At Stanford, Marcus wanted to do research, so he walked the walls of the physics building until someone took him in. He worked with physicists John Anderson and Francis Everett on an “excruciatingly accurate” gyroscope meant to test Einstein’s idea that Earth’s gravity produces a curve in the fabric of space. Unfortunately, the National Aeronautics and Space Administration has not yet gotten around to launching the instrument.

Stanford also introduced Marcus to his ideal of a dedicated teacher. “Jeff Dunham gave individual problems to each student according to his interest — astrophysics, particle physics, whatever,” he recalls. “And the problems were too hard to do by yourself, you needed to get into discussions with him or with other students. I still have his notes, and I refer to them for my own graduate course in quantum mechanics.”

Marcus himself gets high marks for teaching. “Charlie is an exceptionally fine teacher who looks at new ways to present concepts and interest his students,” Westervelt comments.

Ultra-small, ultra-cold

In 1984, Marcus came to graduate school at Harvard. Under Westervelt’s tutelage he worked on electronic chips designed to mimic networks of brain cells that make possible sight, thinking, and learning. After earning a Ph.D., Marcus began looking for the best place to do post-doctoral research. He found it in Westervelt’s lab.

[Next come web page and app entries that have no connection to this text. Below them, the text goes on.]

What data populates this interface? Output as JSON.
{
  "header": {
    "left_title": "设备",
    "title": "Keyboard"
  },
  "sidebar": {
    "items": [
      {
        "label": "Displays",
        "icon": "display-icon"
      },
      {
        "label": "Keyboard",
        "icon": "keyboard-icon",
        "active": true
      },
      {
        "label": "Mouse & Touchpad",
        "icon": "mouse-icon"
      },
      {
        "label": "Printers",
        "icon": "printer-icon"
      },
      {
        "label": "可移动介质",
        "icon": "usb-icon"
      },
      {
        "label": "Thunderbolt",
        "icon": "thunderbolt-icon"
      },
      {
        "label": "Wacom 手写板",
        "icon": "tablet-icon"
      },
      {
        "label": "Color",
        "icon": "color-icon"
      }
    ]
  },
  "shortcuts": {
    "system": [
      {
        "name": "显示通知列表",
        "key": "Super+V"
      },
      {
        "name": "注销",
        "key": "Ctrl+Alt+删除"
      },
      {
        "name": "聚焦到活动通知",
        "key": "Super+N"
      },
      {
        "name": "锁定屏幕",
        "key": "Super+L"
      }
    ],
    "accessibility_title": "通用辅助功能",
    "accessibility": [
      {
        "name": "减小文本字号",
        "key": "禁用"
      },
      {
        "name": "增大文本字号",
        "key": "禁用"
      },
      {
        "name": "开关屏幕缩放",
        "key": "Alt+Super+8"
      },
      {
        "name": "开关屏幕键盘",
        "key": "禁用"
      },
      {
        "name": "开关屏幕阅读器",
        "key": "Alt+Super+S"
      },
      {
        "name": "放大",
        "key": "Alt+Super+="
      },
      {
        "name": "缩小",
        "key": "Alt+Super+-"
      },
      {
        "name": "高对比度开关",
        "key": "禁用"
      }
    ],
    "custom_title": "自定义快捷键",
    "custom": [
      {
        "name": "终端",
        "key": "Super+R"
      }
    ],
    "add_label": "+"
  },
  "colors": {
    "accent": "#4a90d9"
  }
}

His mentor needed someone with experience in building ultra-small electronic devices, devices that when cooled to near minus 460 degrees Fahrenheit would produce quantum effects. Marcus did not have the needed experience because he had spent too much of his graduate time theorizing instead of building devices to test the theories.

“Bob could have gotten an expert in the field, but he showed his faith in me by hiring me instead,” Marcus notes.

“I asked Charlie to stay at Harvard because I knew he had the skills and energy to do a difficult experiment on electrons inside tiny structures and to understand what the results meant,” Westervelt explains.

This work led to the “beautifully successful experiment” that started Marcus down the road he now follows with great enthusiasm and satisfaction.

Outside the window of his office, on the third floor of Jefferson Laboratory, Marcus can see his future. In the now open area between Jefferson and the Science Center will be erected the Center for Imaging and Mesoscale Systems. There, Marcus and his colleagues expect to explore the boundaries that separate the classic and quantum worlds, to manipulate the knowledge they gain into useful products, and to have intellectual fun while they do it.

On the walls by the window hang symbols of the present, pen-and-ink drawings done by his artist wife and photographs of his 15-month-old son, Sam. “We’re very happy here,” Marcus says. “We still have many good friends at Stanford, so we don’t think of our change as leaving there but as coming here.”